Scrum master certifications demonstrate expertise in agile development and the Scrum methodology. They typically require completion of a training course and passing an exam. Available certifications include Certified Scrum Master (CSM), offered by the Scrum Alliance; Professional Scrum Master (PSM), offered by Scrum.org; and Scrum Master Certified (SMC), offered by SCRUMstudy.

Benefits include increased knowledge and skills, improved job prospects, and higher earning potential. Scrum master certifications are highly valued in the job market, particularly for organizations using agile development methodologies.

Project manager certifications demonstrate expertise in project management methodologies. They typically require completion of a training course and passing an exam. Available certifications include Project Management Professional (PMP), Certified Associate in Project Management (CAPM), and PRINCE2.

Benefits include increased knowledge and skills, improved job prospects, and higher earning potential. Project manager certifications are also highly valued in the job market, particularly for larger organizations or those with complex projects.

Both Scrum master and project manager certifications are valuable in the job market and can lead to increased job opportunities and earning potential. Which certification to pursue depends on individual career goals and the specific needs of the organization.

Scrum Master vs Project Manager: FAQs

Can Scrum Masters & Project Managers Coexist In An Org?

Yes, Scrum masters and project managers can work together in an organization to deliver successful projects.

Can Scrum Masters & Project Managers Be The Same Person?

Yes, in some cases, a single person can serve as both Scrum master and project manager. However, it can be challenging to effectively manage both roles simultaneously. Clear communication and training can help to ensure the successful integration of the roles.

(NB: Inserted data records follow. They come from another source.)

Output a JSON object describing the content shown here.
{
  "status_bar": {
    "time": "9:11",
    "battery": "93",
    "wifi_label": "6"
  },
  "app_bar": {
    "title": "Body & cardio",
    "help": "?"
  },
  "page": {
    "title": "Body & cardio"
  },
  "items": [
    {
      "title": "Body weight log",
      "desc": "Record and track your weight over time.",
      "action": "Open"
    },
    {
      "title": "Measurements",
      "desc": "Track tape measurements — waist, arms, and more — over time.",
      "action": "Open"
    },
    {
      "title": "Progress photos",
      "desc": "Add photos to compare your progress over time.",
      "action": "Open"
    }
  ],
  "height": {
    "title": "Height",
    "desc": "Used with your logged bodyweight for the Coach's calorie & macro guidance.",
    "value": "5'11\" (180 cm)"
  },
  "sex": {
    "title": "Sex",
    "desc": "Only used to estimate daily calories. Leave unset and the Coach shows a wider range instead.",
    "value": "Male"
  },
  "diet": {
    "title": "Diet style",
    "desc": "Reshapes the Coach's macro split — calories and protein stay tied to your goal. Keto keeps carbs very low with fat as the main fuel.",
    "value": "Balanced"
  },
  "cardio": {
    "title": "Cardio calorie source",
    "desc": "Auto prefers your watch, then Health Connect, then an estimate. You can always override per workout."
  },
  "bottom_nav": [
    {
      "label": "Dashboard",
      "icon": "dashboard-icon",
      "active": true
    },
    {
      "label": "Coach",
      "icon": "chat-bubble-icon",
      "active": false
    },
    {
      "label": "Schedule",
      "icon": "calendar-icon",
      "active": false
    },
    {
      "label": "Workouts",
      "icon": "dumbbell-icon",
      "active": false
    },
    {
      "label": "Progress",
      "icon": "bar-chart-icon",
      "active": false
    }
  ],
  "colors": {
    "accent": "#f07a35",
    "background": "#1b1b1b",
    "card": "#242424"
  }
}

Which is better: PMP or CSM?

It depends on the individual's career goals and the type of projects they wish to manage. PMP (Project Management Professional) and CSM (Certified Scrum Master) are both highly regarded certifications in the project management industry, but they have different focuses.

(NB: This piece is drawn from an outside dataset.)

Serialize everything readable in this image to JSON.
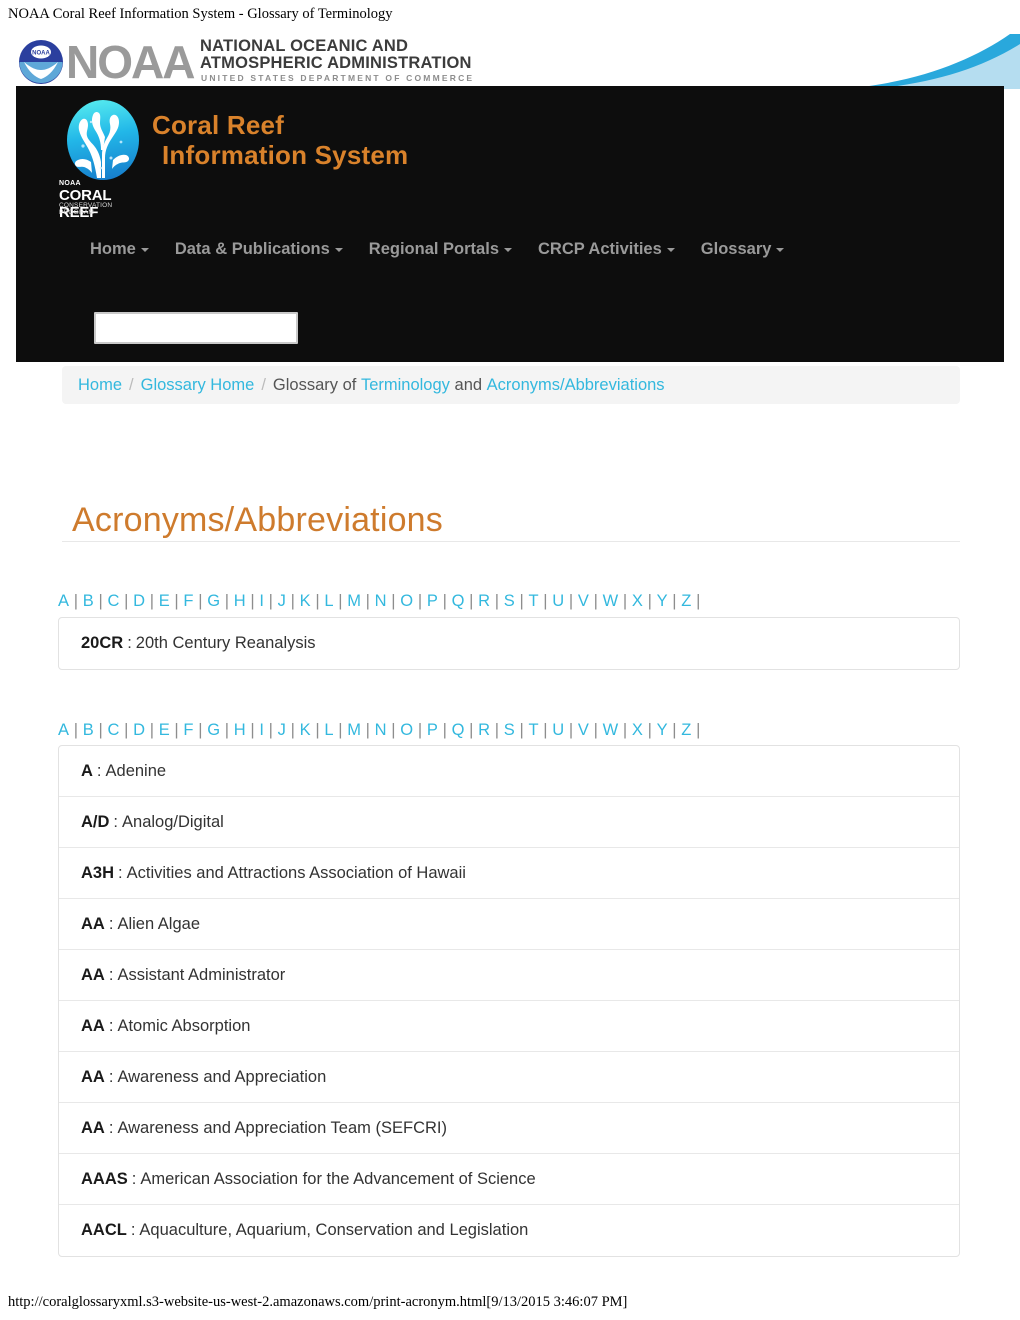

PMP is a certification that demonstrates expertise in traditional project management methodologies, such as the PMBOK (Project Management Body of Knowledge). It is often preferred for managing larger, more complex projects and is recognized globally.

CSM, on the other hand, focuses on agile methodologies and the Scrum framework. It is one of many agile certifications, and is typically preferred for managing smaller, more flexible projects that require a high degree of collaboration and continuous adaptation.

Is it easier to become a Scrum master or project manager?

Both roles have their own set of challenges and requirements, so it's difficult to say which is easier to become. Becoming a Scrum master typically requires training and certification in the Scrum methodology, along with experience in agile development. 

On the other hand, becoming a project manager often requires a combination of formal education and experience in project management, along with strong leadership and communication skills.

What’s Next?

I hope this article has given you a better understanding of the roles and responsibilities of Scrum masters and project managers on projects. Both roles are critical in delivering successful projects, and it's important to understand the similarities and differences between them.

If you want to learn more about project management, be sure to check out our blog for more articles and resources.

Don't forget to subscribe to The Digital Project Manager newsletter to stay up-to-date with the latest news and insights in project management. We appreciate your support and look forward to helping you succeed in your project management journey.

Natasha Golinsky
By Natasha Golinsky

Natasha Golinsky is a project management coach & consultant, PMP mentor, web development agency founder, and CSM & PMI-ACP certified professional. She has more than 2 decades of experience in the field and is passionate about helping project managers succeed.